Your assignment: Show, from the records below, all lines that contain the word "JSON".
Records shown below:
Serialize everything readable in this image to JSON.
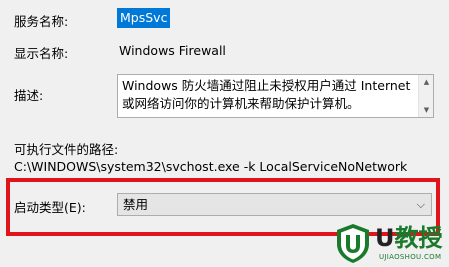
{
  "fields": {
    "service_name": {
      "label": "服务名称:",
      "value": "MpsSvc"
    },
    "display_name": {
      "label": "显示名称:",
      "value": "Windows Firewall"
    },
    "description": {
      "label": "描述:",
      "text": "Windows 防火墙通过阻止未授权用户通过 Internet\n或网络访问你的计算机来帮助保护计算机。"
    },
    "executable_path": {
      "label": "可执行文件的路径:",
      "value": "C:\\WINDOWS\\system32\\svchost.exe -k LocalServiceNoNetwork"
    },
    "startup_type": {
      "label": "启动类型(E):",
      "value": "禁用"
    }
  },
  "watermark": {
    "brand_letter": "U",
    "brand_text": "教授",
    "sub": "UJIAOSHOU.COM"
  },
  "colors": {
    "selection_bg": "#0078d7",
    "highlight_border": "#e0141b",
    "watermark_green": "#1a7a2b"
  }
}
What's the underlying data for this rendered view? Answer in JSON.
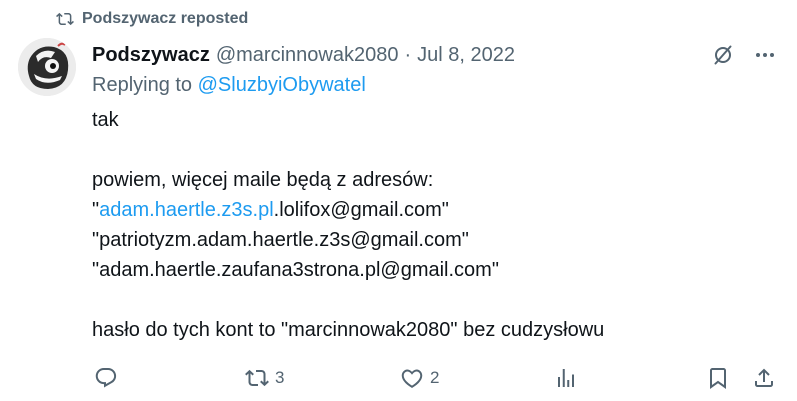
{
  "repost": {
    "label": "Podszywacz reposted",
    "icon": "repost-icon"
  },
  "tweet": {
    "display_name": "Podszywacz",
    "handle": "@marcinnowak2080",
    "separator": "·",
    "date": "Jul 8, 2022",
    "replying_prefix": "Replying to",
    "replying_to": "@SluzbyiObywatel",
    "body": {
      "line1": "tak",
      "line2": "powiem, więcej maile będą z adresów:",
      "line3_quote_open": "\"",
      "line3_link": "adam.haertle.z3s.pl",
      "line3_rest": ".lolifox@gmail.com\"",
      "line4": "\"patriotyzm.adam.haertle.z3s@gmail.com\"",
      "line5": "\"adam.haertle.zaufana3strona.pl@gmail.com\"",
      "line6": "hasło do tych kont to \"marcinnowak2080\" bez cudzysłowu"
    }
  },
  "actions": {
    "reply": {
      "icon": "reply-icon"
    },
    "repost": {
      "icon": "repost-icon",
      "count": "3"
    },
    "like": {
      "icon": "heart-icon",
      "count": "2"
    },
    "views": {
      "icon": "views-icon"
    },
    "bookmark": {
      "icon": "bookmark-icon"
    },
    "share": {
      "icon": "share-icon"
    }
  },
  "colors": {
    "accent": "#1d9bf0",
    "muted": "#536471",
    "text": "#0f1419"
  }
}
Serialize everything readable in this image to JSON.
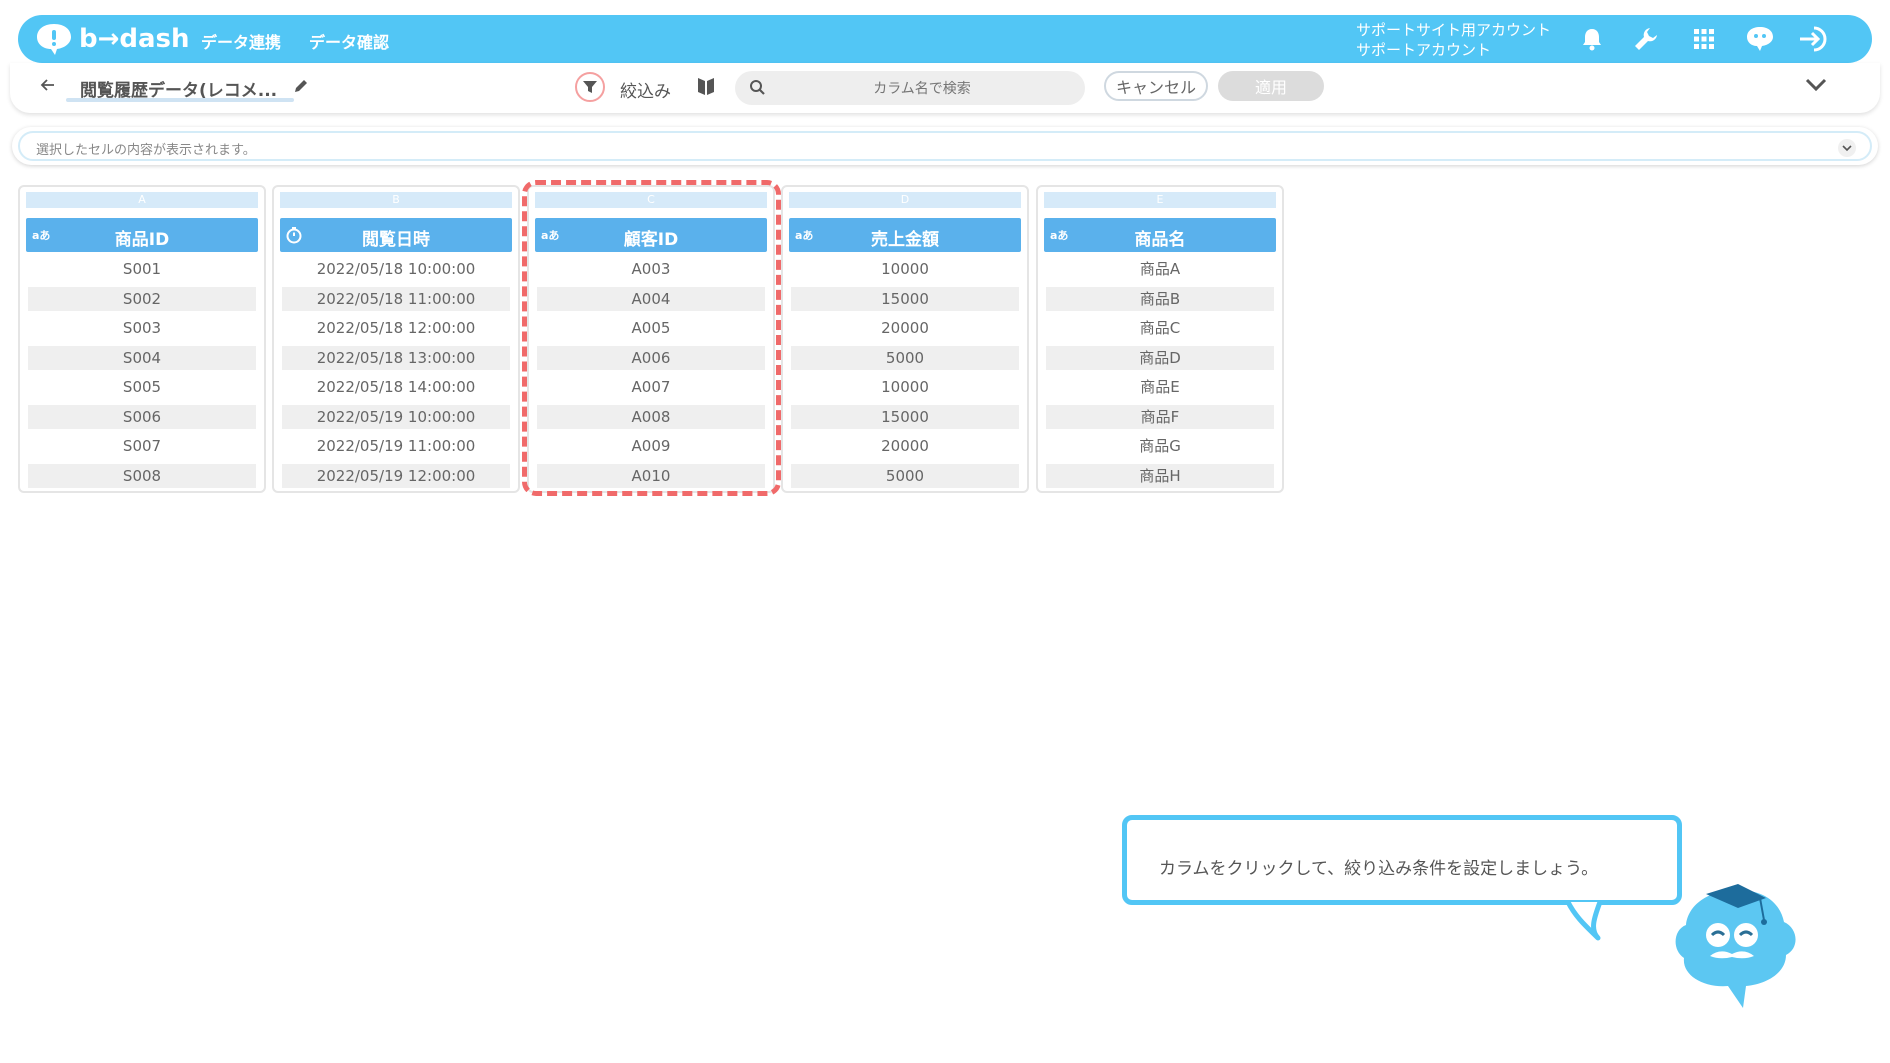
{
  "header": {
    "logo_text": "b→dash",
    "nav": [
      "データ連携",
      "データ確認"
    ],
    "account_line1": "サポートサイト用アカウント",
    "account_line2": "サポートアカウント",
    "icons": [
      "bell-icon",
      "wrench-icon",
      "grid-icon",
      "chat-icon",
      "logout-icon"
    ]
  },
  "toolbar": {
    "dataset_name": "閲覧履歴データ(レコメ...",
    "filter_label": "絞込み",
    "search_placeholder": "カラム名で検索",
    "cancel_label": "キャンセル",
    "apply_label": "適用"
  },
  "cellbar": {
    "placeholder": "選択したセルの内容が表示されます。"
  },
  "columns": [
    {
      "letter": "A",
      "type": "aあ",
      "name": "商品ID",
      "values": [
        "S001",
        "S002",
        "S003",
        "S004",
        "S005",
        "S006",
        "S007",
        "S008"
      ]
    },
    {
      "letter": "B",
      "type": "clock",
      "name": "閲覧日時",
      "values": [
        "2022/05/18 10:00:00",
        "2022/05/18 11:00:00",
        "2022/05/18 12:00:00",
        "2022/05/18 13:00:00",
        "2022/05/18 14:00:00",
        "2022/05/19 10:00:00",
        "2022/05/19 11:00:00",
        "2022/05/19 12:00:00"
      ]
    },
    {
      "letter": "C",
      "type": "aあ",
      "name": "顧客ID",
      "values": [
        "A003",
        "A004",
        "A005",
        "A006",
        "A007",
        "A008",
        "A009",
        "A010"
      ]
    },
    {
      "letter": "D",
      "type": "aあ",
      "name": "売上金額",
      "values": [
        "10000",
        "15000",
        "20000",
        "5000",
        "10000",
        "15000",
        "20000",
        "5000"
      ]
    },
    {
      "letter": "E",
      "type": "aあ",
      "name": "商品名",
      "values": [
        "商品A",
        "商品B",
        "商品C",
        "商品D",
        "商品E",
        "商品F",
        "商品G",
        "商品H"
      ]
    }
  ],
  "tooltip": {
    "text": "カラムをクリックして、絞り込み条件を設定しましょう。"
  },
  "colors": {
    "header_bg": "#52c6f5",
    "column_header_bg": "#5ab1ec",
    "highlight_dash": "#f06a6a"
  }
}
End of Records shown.
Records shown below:
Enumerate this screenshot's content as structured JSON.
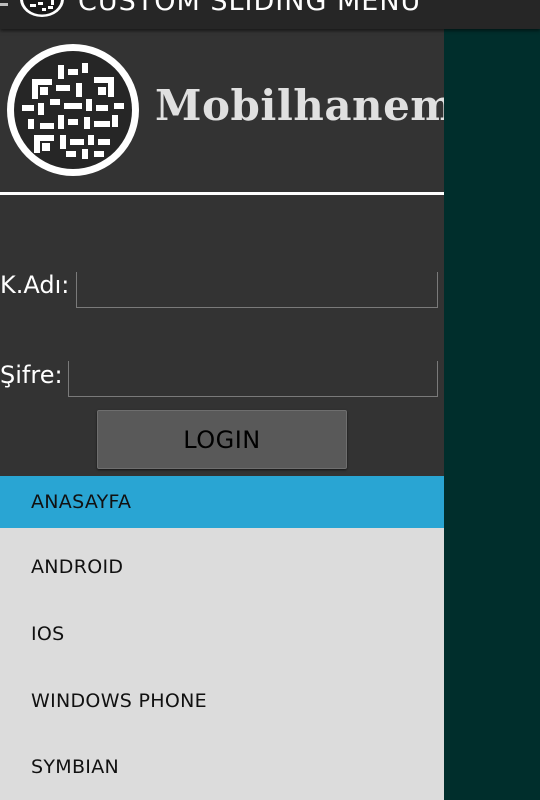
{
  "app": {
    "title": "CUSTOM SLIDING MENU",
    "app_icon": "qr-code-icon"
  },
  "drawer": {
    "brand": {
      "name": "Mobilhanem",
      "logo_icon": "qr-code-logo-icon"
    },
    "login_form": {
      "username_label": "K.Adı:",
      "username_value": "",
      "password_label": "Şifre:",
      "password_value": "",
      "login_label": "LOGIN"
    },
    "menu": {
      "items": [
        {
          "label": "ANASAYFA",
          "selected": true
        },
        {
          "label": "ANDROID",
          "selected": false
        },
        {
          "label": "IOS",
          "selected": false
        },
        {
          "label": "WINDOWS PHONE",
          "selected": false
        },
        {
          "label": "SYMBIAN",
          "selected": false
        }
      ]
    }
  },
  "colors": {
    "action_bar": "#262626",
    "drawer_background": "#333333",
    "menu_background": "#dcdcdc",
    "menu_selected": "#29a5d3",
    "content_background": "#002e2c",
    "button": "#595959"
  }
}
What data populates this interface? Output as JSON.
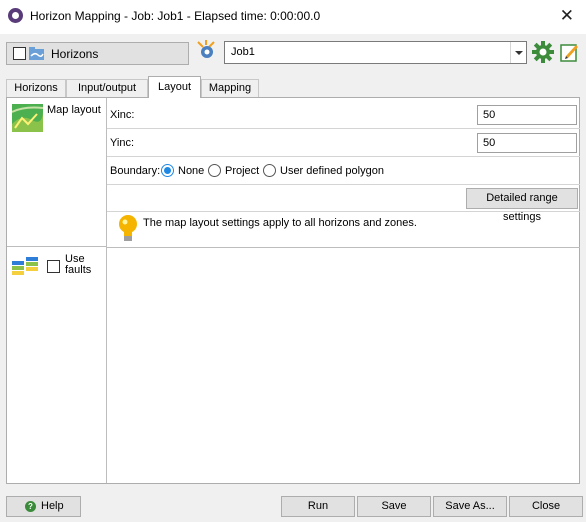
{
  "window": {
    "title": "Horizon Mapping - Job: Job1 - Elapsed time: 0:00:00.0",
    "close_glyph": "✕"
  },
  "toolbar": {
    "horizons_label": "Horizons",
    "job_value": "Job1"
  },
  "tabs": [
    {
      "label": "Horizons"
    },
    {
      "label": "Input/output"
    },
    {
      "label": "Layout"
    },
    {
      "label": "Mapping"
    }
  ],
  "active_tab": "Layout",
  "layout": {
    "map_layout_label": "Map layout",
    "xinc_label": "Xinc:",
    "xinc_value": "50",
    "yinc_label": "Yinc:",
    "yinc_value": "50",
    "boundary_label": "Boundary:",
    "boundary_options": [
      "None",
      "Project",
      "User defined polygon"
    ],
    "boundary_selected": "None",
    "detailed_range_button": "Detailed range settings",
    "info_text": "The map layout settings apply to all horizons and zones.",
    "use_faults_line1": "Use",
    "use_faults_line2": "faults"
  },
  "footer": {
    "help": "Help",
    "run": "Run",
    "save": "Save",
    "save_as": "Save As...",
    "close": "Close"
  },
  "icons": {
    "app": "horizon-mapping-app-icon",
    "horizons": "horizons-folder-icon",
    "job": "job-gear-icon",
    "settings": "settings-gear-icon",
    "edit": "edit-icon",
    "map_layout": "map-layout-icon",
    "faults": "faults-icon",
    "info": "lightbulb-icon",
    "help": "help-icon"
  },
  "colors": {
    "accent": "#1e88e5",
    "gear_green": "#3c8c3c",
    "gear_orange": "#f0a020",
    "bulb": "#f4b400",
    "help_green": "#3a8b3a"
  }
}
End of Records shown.
Answer below:
Serialize everything readable in this image to JSON.
What's the underlying data for this rendered view? Answer in JSON.
Serialize everything readable in this image to JSON.
Enumerate this screenshot's content as structured JSON.
What data populates this interface? Output as JSON.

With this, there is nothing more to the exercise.